SLACO identifies vacancy as a top priority issue.
Understanding the Challenge
The Center for Community Progress works with the City of St. Louis and other stakeholders to develop and release a report, "Developing a Shared Vision and Strategies to Address Vacancy and Abandonment in the City of St. Louis."
The first Vacant Property Summit is held at Saint Louis University. More than 150 city, academic, professional, and resident representatives attend to understand strategies that Kansas City uses for dealing with privately owned vacant properties.
Asakura Robinson, a consulting firm engaged by the City, releases the St. Louis Land Bank Assessment.
SLACO, in partnership with the City, holds the second St. Louis Vacancy Summit at T-Rex. Presentations and workshops cover the impact of vacancy, recently released reports, and next steps.
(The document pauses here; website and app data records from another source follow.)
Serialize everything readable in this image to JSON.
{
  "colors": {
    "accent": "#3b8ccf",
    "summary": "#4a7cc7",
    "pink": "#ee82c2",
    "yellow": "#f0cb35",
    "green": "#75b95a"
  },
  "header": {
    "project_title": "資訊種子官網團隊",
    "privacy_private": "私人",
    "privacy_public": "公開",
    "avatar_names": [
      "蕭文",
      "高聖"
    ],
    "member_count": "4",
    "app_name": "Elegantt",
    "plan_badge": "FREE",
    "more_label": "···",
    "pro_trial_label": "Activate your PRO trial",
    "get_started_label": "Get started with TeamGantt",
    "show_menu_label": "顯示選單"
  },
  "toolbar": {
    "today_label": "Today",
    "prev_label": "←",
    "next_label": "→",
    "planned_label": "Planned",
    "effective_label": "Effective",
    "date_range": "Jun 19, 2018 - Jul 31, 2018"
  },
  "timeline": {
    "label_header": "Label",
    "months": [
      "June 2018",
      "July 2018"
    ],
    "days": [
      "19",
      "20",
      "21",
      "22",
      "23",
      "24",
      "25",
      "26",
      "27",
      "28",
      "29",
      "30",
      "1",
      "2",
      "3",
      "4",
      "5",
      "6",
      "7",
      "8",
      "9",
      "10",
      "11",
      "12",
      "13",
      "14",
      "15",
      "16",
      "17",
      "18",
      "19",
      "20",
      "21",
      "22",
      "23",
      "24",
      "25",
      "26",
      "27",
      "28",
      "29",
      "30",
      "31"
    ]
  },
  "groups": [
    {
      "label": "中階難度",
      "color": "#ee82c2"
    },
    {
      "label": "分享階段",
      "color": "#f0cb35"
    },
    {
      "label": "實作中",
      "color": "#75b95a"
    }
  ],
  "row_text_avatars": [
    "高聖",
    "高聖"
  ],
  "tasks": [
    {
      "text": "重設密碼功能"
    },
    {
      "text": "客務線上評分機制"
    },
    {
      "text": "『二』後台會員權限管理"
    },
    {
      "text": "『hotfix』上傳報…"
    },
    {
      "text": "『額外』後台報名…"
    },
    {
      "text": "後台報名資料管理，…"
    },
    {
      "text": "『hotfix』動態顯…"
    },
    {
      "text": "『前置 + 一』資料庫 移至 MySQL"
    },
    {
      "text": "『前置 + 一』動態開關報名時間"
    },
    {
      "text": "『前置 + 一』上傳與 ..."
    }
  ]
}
The results of the summit will help direct the new city-wide vacancy initiative. Then-Mayoral candidate, (now Mayor) Lyda Krewson attends.
The newly formed Vacancy Steering Committee holds its first meetings to begin crafting a shared strategy for addressing vacancy in St. Louis.
The St. Louis Development Corporation adds a new position, the Vacancy Strategy Senior Project Manager, based on the Land Bank Assessment report’s recommendation to add additional staff capacity.
A Legal Tools Workshop is held at Saint Louis University, where participants learn about the legal tools resource, “A Guide to Understanding and Addressing Vacant Property in the City of St. Louis.” Participants also learn about the Neighborhood Vacancy Initiative, a project of Legal Services of Eastern Missouri, providing legal help to neighborhoods combating vacancy.
The Vacancy Steering Committee hires a Vacancy Coordinator to staff the Vacancy Collaborative full-time.
Mayor Krewson releases her City vacancy plan.
The Vacancy Collaborative officially launches at a July event at Saint Louis University. Nearly 200 participants provide feedback on vacancy priority issue areas. The new Vacant Properties Portal is also released at the event.
The newly formed VacancyStat and Vacancy Advisory Committees hold their first meetings.
A ten person St. Louis team (including seven city staff) travels to the Strategic Code Enforcement Management Academy in Memphis, TN, to learn about new vacancy tools and to share our own successes with other cities.
The Vacancy Collaborative holds a public workshop to provide updates and bring the community together to share efforts. Over 130 people attend and more than 25 speakers participate.
VC partners contribute to passage of state legislation to improve tools to hold private vacant property owners accountable (S.B. 203).
The VC grew our capacity by adding two AmeriCorps VISTA service members to help with capacity, engagement, and events for the Vacancy Collaborative.
20 people from St. Louis attend the Reclaiming Vacant Properties conference in Atlanta to learn the latest strategies and innovations to address vacant and abandoned properties.
Vacancy Collaborative Director
Need the email for a working group? Find it in Working Groups.